Also, it happens due third-party software installed on user’s machine, such as anti-viruses or adult-content filters. They work by duplicating user HTTP requests: first request hits content-filter’s webserver and it checks if this requests is “safe” (e.g. not trying to download a malware) and if request is safe server allows filter installed on client machine to re-send this HTTP request once again to original destination, which in our case is your collector.
This can be also caused by web-scrappers or using slightly different mechanisms, but result is basically the same: same event hits collector more than once. This is what we call natural duplicates, they’re same events. Synthetic duplicates are also result of third-party software, but they have different user-set payload, so they can be different events.
We dealing with natural and synthetic duplicates in different ways:
- Natural (ones you’re describing): shred job (since R76) simply filters them out them. It happens only inside a single batch (that’s why it’s called in-batch), if next job encounters duplicate from previous job - it doesn’t know it’s duplicate and therefore it’ll appear in Redshift as well. This can be avoided since R88 by enabling cross-batch natural deduplication.
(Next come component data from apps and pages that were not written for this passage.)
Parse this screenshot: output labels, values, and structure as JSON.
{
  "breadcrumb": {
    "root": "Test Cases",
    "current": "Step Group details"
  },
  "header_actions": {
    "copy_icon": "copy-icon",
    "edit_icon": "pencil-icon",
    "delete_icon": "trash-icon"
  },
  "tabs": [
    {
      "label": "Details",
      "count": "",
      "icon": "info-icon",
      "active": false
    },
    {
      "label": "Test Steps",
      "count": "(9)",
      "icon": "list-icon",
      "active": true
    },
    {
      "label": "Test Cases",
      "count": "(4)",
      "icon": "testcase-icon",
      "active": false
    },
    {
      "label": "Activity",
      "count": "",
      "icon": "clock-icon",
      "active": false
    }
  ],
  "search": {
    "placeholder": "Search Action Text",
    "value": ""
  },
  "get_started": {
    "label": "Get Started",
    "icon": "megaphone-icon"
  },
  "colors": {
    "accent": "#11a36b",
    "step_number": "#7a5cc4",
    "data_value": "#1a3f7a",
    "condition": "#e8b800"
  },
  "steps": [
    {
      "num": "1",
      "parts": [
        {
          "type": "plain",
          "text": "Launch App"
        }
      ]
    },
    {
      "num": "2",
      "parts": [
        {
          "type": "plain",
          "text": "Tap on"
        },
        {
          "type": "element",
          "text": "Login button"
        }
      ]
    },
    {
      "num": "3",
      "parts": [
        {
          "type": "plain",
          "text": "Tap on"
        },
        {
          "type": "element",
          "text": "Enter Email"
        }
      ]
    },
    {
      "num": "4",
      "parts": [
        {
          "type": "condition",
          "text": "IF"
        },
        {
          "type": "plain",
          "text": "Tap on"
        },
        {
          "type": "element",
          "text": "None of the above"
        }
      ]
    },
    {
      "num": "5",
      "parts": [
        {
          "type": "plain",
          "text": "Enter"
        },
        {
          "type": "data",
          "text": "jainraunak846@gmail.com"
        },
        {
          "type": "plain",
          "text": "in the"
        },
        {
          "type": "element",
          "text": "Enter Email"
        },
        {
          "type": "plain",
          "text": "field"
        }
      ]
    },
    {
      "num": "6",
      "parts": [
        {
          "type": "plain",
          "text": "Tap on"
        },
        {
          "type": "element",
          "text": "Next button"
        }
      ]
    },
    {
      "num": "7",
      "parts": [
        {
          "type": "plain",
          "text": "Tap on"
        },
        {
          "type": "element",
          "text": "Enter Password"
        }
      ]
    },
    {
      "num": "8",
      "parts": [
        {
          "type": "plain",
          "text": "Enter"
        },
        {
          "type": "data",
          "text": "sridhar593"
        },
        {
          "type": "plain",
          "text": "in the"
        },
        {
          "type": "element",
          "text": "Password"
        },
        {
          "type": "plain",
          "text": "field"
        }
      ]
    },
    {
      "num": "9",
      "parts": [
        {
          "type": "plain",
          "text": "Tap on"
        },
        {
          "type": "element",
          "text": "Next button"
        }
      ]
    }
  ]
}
- Synthetic: since R86 they got assigned new
event_id and attached
duplicate context. I believe this is a process you’re referring to?
So, what I don’t understand is why events, where only two timestamps are different (therefore natural duplicates) remains in
atomic.events with changed
event_id (which means they processed by synthetic deduplication) as you described it.
Hope that clarifies a problem.